▶ **Description of the task**
Output the data once more, exactly as given.

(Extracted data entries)
- - - - - - -
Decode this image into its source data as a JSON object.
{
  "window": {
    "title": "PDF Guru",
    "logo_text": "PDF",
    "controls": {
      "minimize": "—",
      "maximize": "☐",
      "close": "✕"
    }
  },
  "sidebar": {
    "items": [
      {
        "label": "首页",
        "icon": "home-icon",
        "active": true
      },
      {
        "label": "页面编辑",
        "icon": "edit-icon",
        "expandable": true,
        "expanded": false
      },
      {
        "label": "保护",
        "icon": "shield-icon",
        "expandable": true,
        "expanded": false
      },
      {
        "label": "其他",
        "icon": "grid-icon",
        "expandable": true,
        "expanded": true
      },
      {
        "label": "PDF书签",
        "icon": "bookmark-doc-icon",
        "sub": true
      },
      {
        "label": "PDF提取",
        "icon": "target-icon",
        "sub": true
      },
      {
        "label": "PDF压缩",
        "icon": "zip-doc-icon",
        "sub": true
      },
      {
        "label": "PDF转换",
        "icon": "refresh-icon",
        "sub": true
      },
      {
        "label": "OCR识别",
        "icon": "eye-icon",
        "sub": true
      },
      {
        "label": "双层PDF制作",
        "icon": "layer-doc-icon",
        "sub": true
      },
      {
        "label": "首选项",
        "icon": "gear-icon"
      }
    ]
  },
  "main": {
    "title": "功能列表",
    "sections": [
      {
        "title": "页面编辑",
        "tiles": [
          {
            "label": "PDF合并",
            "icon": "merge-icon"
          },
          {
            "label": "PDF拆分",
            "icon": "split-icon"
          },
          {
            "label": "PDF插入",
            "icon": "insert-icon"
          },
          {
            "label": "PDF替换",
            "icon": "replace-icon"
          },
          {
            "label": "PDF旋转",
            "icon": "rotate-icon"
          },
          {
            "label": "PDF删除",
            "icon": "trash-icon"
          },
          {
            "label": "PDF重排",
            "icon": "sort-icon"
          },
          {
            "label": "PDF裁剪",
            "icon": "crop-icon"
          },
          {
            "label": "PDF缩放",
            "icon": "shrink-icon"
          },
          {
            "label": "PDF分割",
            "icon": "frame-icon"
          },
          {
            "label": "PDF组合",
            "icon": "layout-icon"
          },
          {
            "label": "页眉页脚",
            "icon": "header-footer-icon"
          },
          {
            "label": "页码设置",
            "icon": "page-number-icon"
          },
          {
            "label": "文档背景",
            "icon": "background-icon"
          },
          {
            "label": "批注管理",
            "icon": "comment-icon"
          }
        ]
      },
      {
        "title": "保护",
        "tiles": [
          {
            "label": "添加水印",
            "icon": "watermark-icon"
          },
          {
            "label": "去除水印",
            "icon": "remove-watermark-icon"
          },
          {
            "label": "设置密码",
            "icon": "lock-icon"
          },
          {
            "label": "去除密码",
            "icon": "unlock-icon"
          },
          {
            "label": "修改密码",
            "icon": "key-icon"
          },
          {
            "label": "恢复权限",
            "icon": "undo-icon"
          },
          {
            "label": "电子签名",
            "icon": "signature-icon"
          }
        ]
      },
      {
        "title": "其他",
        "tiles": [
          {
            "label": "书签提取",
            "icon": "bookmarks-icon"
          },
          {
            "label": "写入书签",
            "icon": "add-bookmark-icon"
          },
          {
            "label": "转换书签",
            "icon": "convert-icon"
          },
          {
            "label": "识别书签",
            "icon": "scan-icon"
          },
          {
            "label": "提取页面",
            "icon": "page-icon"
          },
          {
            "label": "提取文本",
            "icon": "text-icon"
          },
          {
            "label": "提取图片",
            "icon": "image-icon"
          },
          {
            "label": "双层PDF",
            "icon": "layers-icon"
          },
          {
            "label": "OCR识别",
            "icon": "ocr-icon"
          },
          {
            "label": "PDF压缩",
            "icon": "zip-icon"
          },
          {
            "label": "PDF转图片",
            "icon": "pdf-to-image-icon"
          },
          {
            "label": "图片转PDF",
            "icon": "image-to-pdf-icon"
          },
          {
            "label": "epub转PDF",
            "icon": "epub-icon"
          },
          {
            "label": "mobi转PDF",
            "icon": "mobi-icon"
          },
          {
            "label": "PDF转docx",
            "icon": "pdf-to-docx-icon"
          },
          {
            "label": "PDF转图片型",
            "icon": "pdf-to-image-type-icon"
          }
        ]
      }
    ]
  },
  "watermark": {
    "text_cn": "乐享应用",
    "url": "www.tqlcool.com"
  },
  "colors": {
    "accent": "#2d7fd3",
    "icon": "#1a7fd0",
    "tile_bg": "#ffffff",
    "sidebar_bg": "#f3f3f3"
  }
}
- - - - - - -
▶ **Task response**
Decode this image into its source data as a JSON object.
{
  "window": {
    "title": "PDF Guru",
    "logo_text": "PDF",
    "controls": {
      "minimize": "—",
      "maximize": "☐",
      "close": "✕"
    }
  },
  "sidebar": {
    "items": [
      {
        "label": "首页",
        "icon": "home-icon",
        "active": true
      },
      {
        "label": "页面编辑",
        "icon": "edit-icon",
        "expandable": true,
        "expanded": false
      },
      {
        "label": "保护",
        "icon": "shield-icon",
        "expandable": true,
        "expanded": false
      },
      {
        "label": "其他",
        "icon": "grid-icon",
        "expandable": true,
        "expanded": true
      },
      {
        "label": "PDF书签",
        "icon": "bookmark-doc-icon",
        "sub": true
      },
      {
        "label": "PDF提取",
        "icon": "target-icon",
        "sub": true
      },
      {
        "label": "PDF压缩",
        "icon": "zip-doc-icon",
        "sub": true
      },
      {
        "label": "PDF转换",
        "icon": "refresh-icon",
        "sub": true
      },
      {
        "label": "OCR识别",
        "icon": "eye-icon",
        "sub": true
      },
      {
        "label": "双层PDF制作",
        "icon": "layer-doc-icon",
        "sub": true
      },
      {
        "label": "首选项",
        "icon": "gear-icon"
      }
    ]
  },
  "main": {
    "title": "功能列表",
    "sections": [
      {
        "title": "页面编辑",
        "tiles": [
          {
            "label": "PDF合并",
            "icon": "merge-icon"
          },
          {
            "label": "PDF拆分",
            "icon": "split-icon"
          },
          {
            "label": "PDF插入",
            "icon": "insert-icon"
          },
          {
            "label": "PDF替换",
            "icon": "replace-icon"
          },
          {
            "label": "PDF旋转",
            "icon": "rotate-icon"
          },
          {
            "label": "PDF删除",
            "icon": "trash-icon"
          },
          {
            "label": "PDF重排",
            "icon": "sort-icon"
          },
          {
            "label": "PDF裁剪",
            "icon": "crop-icon"
          },
          {
            "label": "PDF缩放",
            "icon": "shrink-icon"
          },
          {
            "label": "PDF分割",
            "icon": "frame-icon"
          },
          {
            "label": "PDF组合",
            "icon": "layout-icon"
          },
          {
            "label": "页眉页脚",
            "icon": "header-footer-icon"
          },
          {
            "label": "页码设置",
            "icon": "page-number-icon"
          },
          {
            "label": "文档背景",
            "icon": "background-icon"
          },
          {
            "label": "批注管理",
            "icon": "comment-icon"
          }
        ]
      },
      {
        "title": "保护",
        "tiles": [
          {
            "label": "添加水印",
            "icon": "watermark-icon"
          },
          {
            "label": "去除水印",
            "icon": "remove-watermark-icon"
          },
          {
            "label": "设置密码",
            "icon": "lock-icon"
          },
          {
            "label": "去除密码",
            "icon": "unlock-icon"
          },
          {
            "label": "修改密码",
            "icon": "key-icon"
          },
          {
            "label": "恢复权限",
            "icon": "undo-icon"
          },
          {
            "label": "电子签名",
            "icon": "signature-icon"
          }
        ]
      },
      {
        "title": "其他",
        "tiles": [
          {
            "label": "书签提取",
            "icon": "bookmarks-icon"
          },
          {
            "label": "写入书签",
            "icon": "add-bookmark-icon"
          },
          {
            "label": "转换书签",
            "icon": "convert-icon"
          },
          {
            "label": "识别书签",
            "icon": "scan-icon"
          },
          {
            "label": "提取页面",
            "icon": "page-icon"
          },
          {
            "label": "提取文本",
            "icon": "text-icon"
          },
          {
            "label": "提取图片",
            "icon": "image-icon"
          },
          {
            "label": "双层PDF",
            "icon": "layers-icon"
          },
          {
            "label": "OCR识别",
            "icon": "ocr-icon"
          },
          {
            "label": "PDF压缩",
            "icon": "zip-icon"
          },
          {
            "label": "PDF转图片",
            "icon": "pdf-to-image-icon"
          },
          {
            "label": "图片转PDF",
            "icon": "image-to-pdf-icon"
          },
          {
            "label": "epub转PDF",
            "icon": "epub-icon"
          },
          {
            "label": "mobi转PDF",
            "icon": "mobi-icon"
          },
          {
            "label": "PDF转docx",
            "icon": "pdf-to-docx-icon"
          },
          {
            "label": "PDF转图片型",
            "icon": "pdf-to-image-type-icon"
          }
        ]
      }
    ]
  },
  "watermark": {
    "text_cn": "乐享应用",
    "url": "www.tqlcool.com"
  },
  "colors": {
    "accent": "#2d7fd3",
    "icon": "#1a7fd0",
    "tile_bg": "#ffffff",
    "sidebar_bg": "#f3f3f3"
  }
}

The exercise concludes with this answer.